Back at the cabin, Jeffrey's father and his friend kept a weary vigil that night, and by morning they had almost given up hope of the youth's return. They had almost given up hope for their own rescue, too, when one of them happened to glance out to sea. Far out on the waters but heading for the shore he saw the two boats Tarzan had seen before—the low black cruiser and the captured sailing vessel.

Awkwardly the two men gathered brush for a fire on the beach; when its first feathers of smoke were rising into the still air they tore up strips of cloth to wave as signals.

Soon they shouted for joy as they saw that a boat was being lowered from the cruiser. Manned with sailors and officers, it made smartly for the shore. When the boat was beached, a young officer stepped out and greeted the castaways. He told of boarding the sailing vessel and finding it in the hands of a few inefficient sailors. When they demanded an explanation, the mutineers finally admitted their treachery and agreed to guide the cruiser back to rescue the marooned men.

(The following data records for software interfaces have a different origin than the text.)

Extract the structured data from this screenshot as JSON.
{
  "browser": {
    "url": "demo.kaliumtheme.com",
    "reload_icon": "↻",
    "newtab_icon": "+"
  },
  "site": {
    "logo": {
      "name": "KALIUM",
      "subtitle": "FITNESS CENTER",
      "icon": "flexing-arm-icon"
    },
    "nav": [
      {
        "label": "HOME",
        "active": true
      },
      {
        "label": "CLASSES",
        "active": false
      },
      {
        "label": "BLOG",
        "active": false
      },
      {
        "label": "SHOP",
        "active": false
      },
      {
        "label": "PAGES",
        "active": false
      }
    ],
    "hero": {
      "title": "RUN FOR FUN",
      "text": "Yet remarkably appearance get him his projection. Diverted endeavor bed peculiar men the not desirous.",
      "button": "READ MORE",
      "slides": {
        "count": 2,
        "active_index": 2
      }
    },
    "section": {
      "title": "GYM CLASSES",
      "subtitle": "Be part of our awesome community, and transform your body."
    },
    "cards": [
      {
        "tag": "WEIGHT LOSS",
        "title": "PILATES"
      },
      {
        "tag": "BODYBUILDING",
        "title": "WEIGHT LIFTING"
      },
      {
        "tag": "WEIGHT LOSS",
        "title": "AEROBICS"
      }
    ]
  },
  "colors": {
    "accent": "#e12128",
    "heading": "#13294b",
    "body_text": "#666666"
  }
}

The castaways now described their adventures and told of the loss of the third member of their party. The commander of the cruiser was sympathetic but not hopeful about Jeffrey's return. He was frankly skeptical when they described Tarzan and his marvelous rescues. In any event, he said, the cruiser could not delay longer than nightfall.

Through the long tropical day the two men watched the dark shoreline of the jungle. No Jeffrey appeared. Gloomily they packed up their belongings and prepared to depart. The supplies they decided to leave in the forlorn hope that Jeffrey might return.

The boat was loaded, the two griefstricken passengers took one last look at the doomed shore, and at sunset they were on their way out to the ship.

But hark! Over the water floated the unforgettable shrillness of the ape call! Peering back through the gloom one of the seamen made out two human figures on the shore. At a sharp command the boat swung back toward shore.

Jeffrey insisted that Tarzan accompany them back to civilization, and the others seconded the invitation. But Tarzan solemnly shook his head. He pointed to them, and then to the boat riding the ocean swells. He pointed to himself, and to the beckoning jungle.

Jeffrey nodded in understanding. This was Tarzan's world, and he could no more leave it than Jeffrey could stay here.

Soon Tarzan stood on the deserted beach, watching the lights of the cruiser blink out against the horizon. When the last sign of life disappeared from the empty ocean, Tarzan turned away toward the jungle. As he vanished into its vastness there floated back over the waters the challenging cry of the ape-man.